### Working data

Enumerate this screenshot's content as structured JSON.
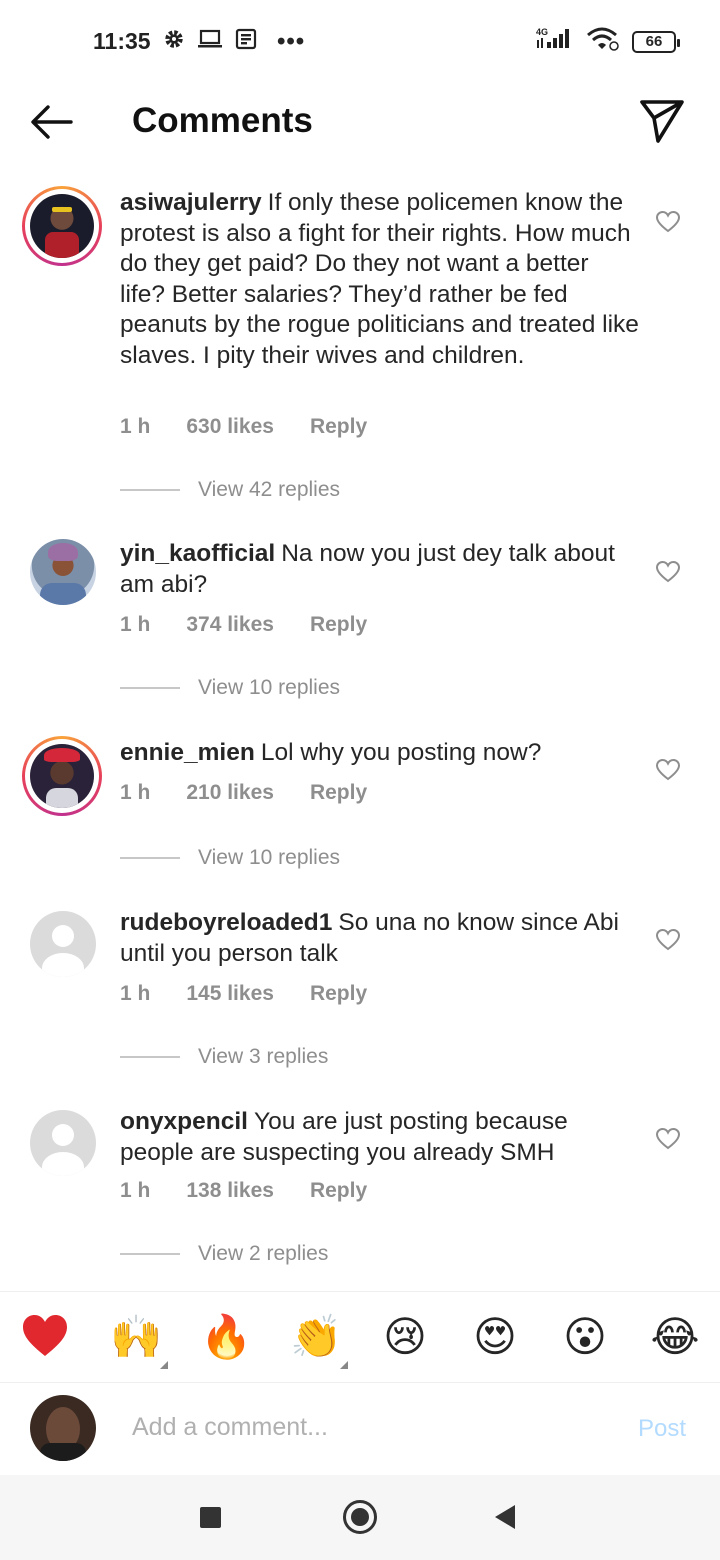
{
  "status_bar": {
    "time": "11:35",
    "network": "4G",
    "battery": "66",
    "left_icons": [
      "gear-icon",
      "laptop-icon",
      "note-icon",
      "more-dots-icon"
    ],
    "right_icons": [
      "signal-icon",
      "wifi-icon",
      "battery-icon"
    ]
  },
  "header": {
    "title": "Comments",
    "back_icon": "arrow-left-icon",
    "share_icon": "send-icon"
  },
  "comments": [
    {
      "username": "asiwajulerry",
      "text": "If only these policemen know the protest is also a fight for their rights. How much do they get paid? Do they not want a better life? Better salaries? They’d rather be fed peanuts by the rogue politicians and treated like slaves. I pity their wives and children.",
      "time": "1 h",
      "likes": "630 likes",
      "reply": "Reply",
      "view_replies": "View 42 replies",
      "story_ring": true
    },
    {
      "username": "yin_kaofficial",
      "text": "Na now you just dey talk about am abi?",
      "time": "1 h",
      "likes": "374 likes",
      "reply": "Reply",
      "view_replies": "View 10 replies",
      "story_ring": false
    },
    {
      "username": "ennie_mien",
      "text": "Lol why you posting now?",
      "time": "1 h",
      "likes": "210 likes",
      "reply": "Reply",
      "view_replies": "View 10 replies",
      "story_ring": true
    },
    {
      "username": "rudeboyreloaded1",
      "text": "So una no know since Abi until you person talk",
      "time": "1 h",
      "likes": "145 likes",
      "reply": "Reply",
      "view_replies": "View 3 replies",
      "story_ring": false
    },
    {
      "username": "onyxpencil",
      "text": "You are just posting because people are suspecting you already SMH",
      "time": "1 h",
      "likes": "138 likes",
      "reply": "Reply",
      "view_replies": "View 2 replies",
      "story_ring": false
    }
  ],
  "emoji_bar": [
    "❤️",
    "🙌",
    "🔥",
    "👏",
    "😢",
    "😍",
    "😮",
    "😂"
  ],
  "compose": {
    "placeholder": "Add a comment...",
    "post_label": "Post"
  },
  "colors": {
    "text": "#262626",
    "muted": "#8e8e8e",
    "post_disabled": "#b3dbff",
    "heart_red": "#e0282e"
  }
}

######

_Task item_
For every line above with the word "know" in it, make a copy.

_Task solution_
      "text": "If only these policemen know the protest is also a fight for their rights. How much do they get paid? Do they not want a better life? Better salaries? They’d rather be fed peanuts by the rogue politicians and treated like slaves. I pity their wives and children.",
      "text": "So una no know since Abi until you person talk",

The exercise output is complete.